Thu 23 May 2019 from 13:00 to 14:00

Medical Grand Rounds

Renal / Respiratory

Dr Rachel Hoyles

Renal: -- Respiratory: Dr Rachel Hoyles -- Chair: TBA

Renal: -- Respiratory: Dr Rachel Hoyles -- Chair: TBA

Audience: Members of the University and NHS clinical staff.

Fri 24 May 2019 from 13:30 to 14:30

Population Health Seminars

Richard Doll Building, Joan Doll Teaching Suite, Old Road Campus OX3 7LF

Tue 28 May 2019 from 13:00 to 14:00

Molecular Haematology Unit, WIMM

MRC Weatherall Institute of Molecular Medicine, Seminar Room, Headington OX3 9DS

Title TBC

Dr Ashley Sanders

Audience: Members of the University only

Organisers: Liz Rose

Tue 28 May 2019 from 13:00 to 14:00

Population Health Seminars

Richard Doll Building, Lecture Theatre , Old Road Campus OX3 7LF

Richard Doll Seminar: Are journals an endangered species?

Zoe Mullan

As an increasing number of funding bodies demand evermore-specific open access publishing models, research assessment exercises shift away from their reliance on impact factors, and open science and open peer review become more prevalent, do traditional scientific journals still have any... Read more

As an increasing number of funding bodies demand evermore-specific open access publishing models, research assessment exercises shift away from their reliance on impact factors, and open science and open peer review become more prevalent, do traditional scientific journals still have any relevance?
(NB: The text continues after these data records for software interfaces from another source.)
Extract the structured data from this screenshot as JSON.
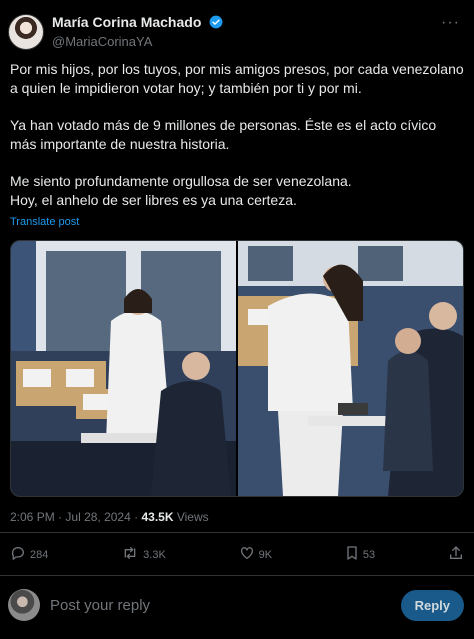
{
  "author": {
    "display_name": "María Corina Machado",
    "handle": "@MariaCorinaYA"
  },
  "tweet": {
    "paragraphs": [
      "Por mis hijos, por los tuyos, por mis amigos presos, por cada venezolano a quien le impidieron votar hoy; y también por ti y por mi.",
      "Ya han votado más de 9 millones de personas. Éste es el acto cívico más importante de nuestra historia.",
      "Me siento profundamente orgullosa de ser venezolana.\nHoy, el anhelo de ser libres es ya una certeza."
    ],
    "translate_label": "Translate post"
  },
  "meta": {
    "time": "2:06 PM",
    "date": "Jul 28, 2024",
    "views_count": "43.5K",
    "views_label": "Views"
  },
  "actions": {
    "replies": "284",
    "reposts": "3.3K",
    "likes": "9K",
    "bookmarks": "53"
  },
  "reply_box": {
    "placeholder": "Post your reply",
    "button_label": "Reply"
  },
  "colors": {
    "background": "#000000",
    "text": "#e7e9ea",
    "secondary": "#71767b",
    "accent": "#1d9bf0"
  }
}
Zoë Mullan is Editor-in-Chief of the open access journal, The Lancet Global Health. She is an Ex-Officio Board Member of the Consortium of Universities for Global Health and an International Advisory Board member of Sun-Yat Sen Global Health Institute, Guangzhou, China. Between 2013 and 2017 she was a Council Member and Trustee of the Committee on Publication Ethics. She trained in Biochemistry at the University of Bath, UK, before joining the publishing industry in 1997 as a Scientific Information Officer with CABI. She moved to The Lancet in 1999, where she has worked since, variously as a technical editor, section editor, and founding editor of The Lancet Global Health.

Audience: Members of the University only

Organisers: Graham Bagley

Thu 30 May 2019 from 13:00 to 14:00

Medical Grand Rounds

Haematology / Psychological Medicine

Haematology: -- Psychological Medicine: -- Chair: TBA

Haematology: -- Psychological Medicine: -- Chair: TBA

Audience: Members of the University and NHS clinical staff.